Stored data

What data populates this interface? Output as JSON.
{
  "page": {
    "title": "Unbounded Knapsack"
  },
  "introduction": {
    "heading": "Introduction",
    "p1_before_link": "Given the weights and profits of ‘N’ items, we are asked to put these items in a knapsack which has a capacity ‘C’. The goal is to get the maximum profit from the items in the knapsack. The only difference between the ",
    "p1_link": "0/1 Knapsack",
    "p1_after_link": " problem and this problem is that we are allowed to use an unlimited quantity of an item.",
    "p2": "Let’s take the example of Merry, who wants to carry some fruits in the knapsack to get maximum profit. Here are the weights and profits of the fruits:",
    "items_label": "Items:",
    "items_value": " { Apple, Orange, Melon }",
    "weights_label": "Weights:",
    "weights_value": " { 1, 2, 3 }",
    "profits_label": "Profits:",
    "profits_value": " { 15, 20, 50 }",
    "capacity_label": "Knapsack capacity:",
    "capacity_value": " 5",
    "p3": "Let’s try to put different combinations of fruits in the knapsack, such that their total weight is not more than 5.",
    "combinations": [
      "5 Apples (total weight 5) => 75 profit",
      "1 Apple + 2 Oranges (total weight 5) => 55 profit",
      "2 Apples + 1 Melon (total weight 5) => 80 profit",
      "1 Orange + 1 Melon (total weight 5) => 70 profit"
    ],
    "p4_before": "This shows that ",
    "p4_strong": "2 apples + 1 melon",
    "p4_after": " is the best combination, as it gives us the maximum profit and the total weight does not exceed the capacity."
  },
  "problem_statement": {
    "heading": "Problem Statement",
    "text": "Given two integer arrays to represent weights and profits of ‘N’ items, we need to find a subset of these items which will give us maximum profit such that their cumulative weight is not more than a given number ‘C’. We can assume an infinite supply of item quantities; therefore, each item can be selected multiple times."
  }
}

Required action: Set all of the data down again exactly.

Your response:
What data populates this interface? Output as JSON.
{
  "page": {
    "title": "Unbounded Knapsack"
  },
  "introduction": {
    "heading": "Introduction",
    "p1_before_link": "Given the weights and profits of ‘N’ items, we are asked to put these items in a knapsack which has a capacity ‘C’. The goal is to get the maximum profit from the items in the knapsack. The only difference between the ",
    "p1_link": "0/1 Knapsack",
    "p1_after_link": " problem and this problem is that we are allowed to use an unlimited quantity of an item.",
    "p2": "Let’s take the example of Merry, who wants to carry some fruits in the knapsack to get maximum profit. Here are the weights and profits of the fruits:",
    "items_label": "Items:",
    "items_value": " { Apple, Orange, Melon }",
    "weights_label": "Weights:",
    "weights_value": " { 1, 2, 3 }",
    "profits_label": "Profits:",
    "profits_value": " { 15, 20, 50 }",
    "capacity_label": "Knapsack capacity:",
    "capacity_value": " 5",
    "p3": "Let’s try to put different combinations of fruits in the knapsack, such that their total weight is not more than 5.",
    "combinations": [
      "5 Apples (total weight 5) => 75 profit",
      "1 Apple + 2 Oranges (total weight 5) => 55 profit",
      "2 Apples + 1 Melon (total weight 5) => 80 profit",
      "1 Orange + 1 Melon (total weight 5) => 70 profit"
    ],
    "p4_before": "This shows that ",
    "p4_strong": "2 apples + 1 melon",
    "p4_after": " is the best combination, as it gives us the maximum profit and the total weight does not exceed the capacity."
  },
  "problem_statement": {
    "heading": "Problem Statement",
    "text": "Given two integer arrays to represent weights and profits of ‘N’ items, we need to find a subset of these items which will give us maximum profit such that their cumulative weight is not more than a given number ‘C’. We can assume an infinite supply of item quantities; therefore, each item can be selected multiple times."
  }
}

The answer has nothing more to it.